It looks like Monday will be when we find out if how many staff go from eBay’s offices globally and the UK/European offices specifically. Last month reports started to emerge that eBay was poised to cut 1,500 jobs, or 10% of its workforce globally, according to an article in Barron’s weekly. It cited a report published by investment-research firm Wedge Partners.
My sources tell me the process will start on Monday next week and that the lay-offs will take in staff at PayPal, but not Skype, the eBay-owned property. The move may be a short-term one to please a turbulent stock market.
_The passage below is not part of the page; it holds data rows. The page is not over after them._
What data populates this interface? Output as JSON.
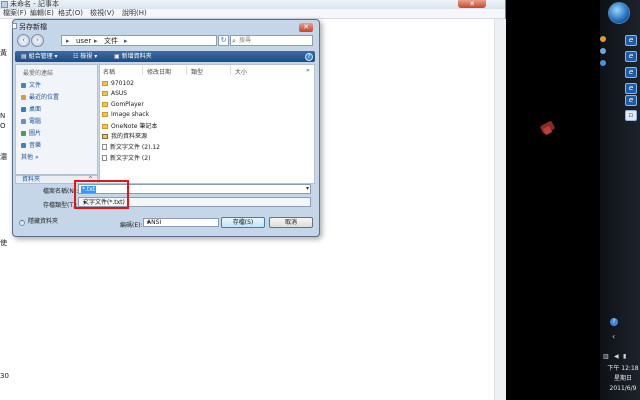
{
  "notepad": {
    "title": "未命名 - 記事本",
    "menu": [
      "檔案(F)",
      "編輯(E)",
      "格式(O)",
      "檢視(V)",
      "說明(H)"
    ],
    "close_glyph": "✕",
    "side_fragments": [
      "黃",
      "N",
      "O",
      "濃",
      "使",
      "30"
    ]
  },
  "dialog": {
    "title": "另存新檔",
    "close_glyph": "✕",
    "nav": {
      "back": "‹",
      "forward": "›",
      "path": [
        "user",
        "文件"
      ],
      "path_separator": "▸",
      "refresh": "↻",
      "search_placeholder": "搜尋"
    },
    "toolbar": {
      "organize": "組合管理",
      "views": "檢視",
      "new_folder": "新增資料夾",
      "help": "?"
    },
    "favorites": {
      "header": "最愛的連結",
      "items": [
        {
          "label": "文件",
          "color": "#4d7fc4"
        },
        {
          "label": "最近的位置",
          "color": "#c9a23c"
        },
        {
          "label": "桌面",
          "color": "#3a79c6"
        },
        {
          "label": "電腦",
          "color": "#6d8fb8"
        },
        {
          "label": "圖片",
          "color": "#4f9a55"
        },
        {
          "label": "音樂",
          "color": "#3f7fc9"
        },
        {
          "label": "其他",
          "color": "#4a4a4a"
        }
      ],
      "more": "»"
    },
    "folder_pane_label": "資料夾",
    "folder_pane_chevron": "^",
    "columns": [
      "名稱",
      "修改日期",
      "類型",
      "大小"
    ],
    "files": [
      {
        "name": "970102",
        "kind": "folder"
      },
      {
        "name": "ASUS",
        "kind": "folder"
      },
      {
        "name": "GomPlayer",
        "kind": "folder"
      },
      {
        "name": "Image shack",
        "kind": "folder"
      },
      {
        "name": "OneNote 筆記本",
        "kind": "folder"
      },
      {
        "name": "我的資料來源",
        "kind": "shared"
      },
      {
        "name": "新文字文件 (2).12",
        "kind": "txt"
      },
      {
        "name": "新文字文件 (2)",
        "kind": "txt"
      }
    ],
    "file_name_label": "檔案名稱(N):",
    "file_name_value": "*.txt",
    "save_type_label": "存檔類型(T):",
    "save_type_value": "文字文件(*.txt)",
    "hide_folders": "隱藏資料夾",
    "encoding_label": "編碼(E):",
    "encoding_value": "ANSI",
    "save_button": "存檔(S)",
    "cancel_button": "取消",
    "dropdown_glyph": "▾"
  },
  "taskbar": {
    "time": "下午 12:18",
    "day": "星期日",
    "date": "2011/6/9",
    "help": "?",
    "arrow": "‹"
  },
  "colors": {
    "dialog_bg": "#c5d6e8",
    "command_bar": "#1d4d86",
    "highlight_box": "#e0161b",
    "selection": "#3399ff"
  }
}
An official eBay spoksperson told me today: “We don’t comment on rumours.”
However, if the lay-offs go ahead, the significance of this is that eBay may end up shutting down some local offices in Europe (though almost certainly not the sites).
Having local eBay offices in Europe is often a good thing for start-ups as eBay is not afraid to advertise on new sites or integrate new services on the platform from start-ups. Not to mention that these local offices will often evangelise e-business to SME’s and consumers. We’ll see on Monday, but it’s not looking good. eBay has just one job going in London right now, despite a significant presence.
In adjacent but related news today VC and M&A investment is down across the whole “digital media” sector according to a quarterly report by industry analysts at StrategyEye. Specifically, they say, advertising, mobile content, gaming, social media, search and online media are all affected.
The first three months of this year saw a 38% decline in the number of deals, and a 81% decline in the value of M&A and VC investment in the digital media sector. The decline in venture capital activity in terms of number of deals was down 48% to 151 and the value of the deals was down 58% to USD1.64bn. In the M&A market, activity declined (by number of deals) from 49% to 106 and the value of deals by 82% to USD36bn. StrategyEye tracked 121 M&A, 161 Venture Capital and 253 Partnership deals across the sector in Q3 2008, at a total value of USD45bn.
What does all this add up to? A much, much colder climate for startups and existing online players. However, it is usually downturns like this when the real companies start to emerge and fight their way through the tough times. Historically, by the time things improve, they are in a good position to race ahead of the pack. So, good news for some, especially those who have money to play with over the next two or so years. There is also another plausible trends – eBay start with payoffs may start to swell the startup ranks.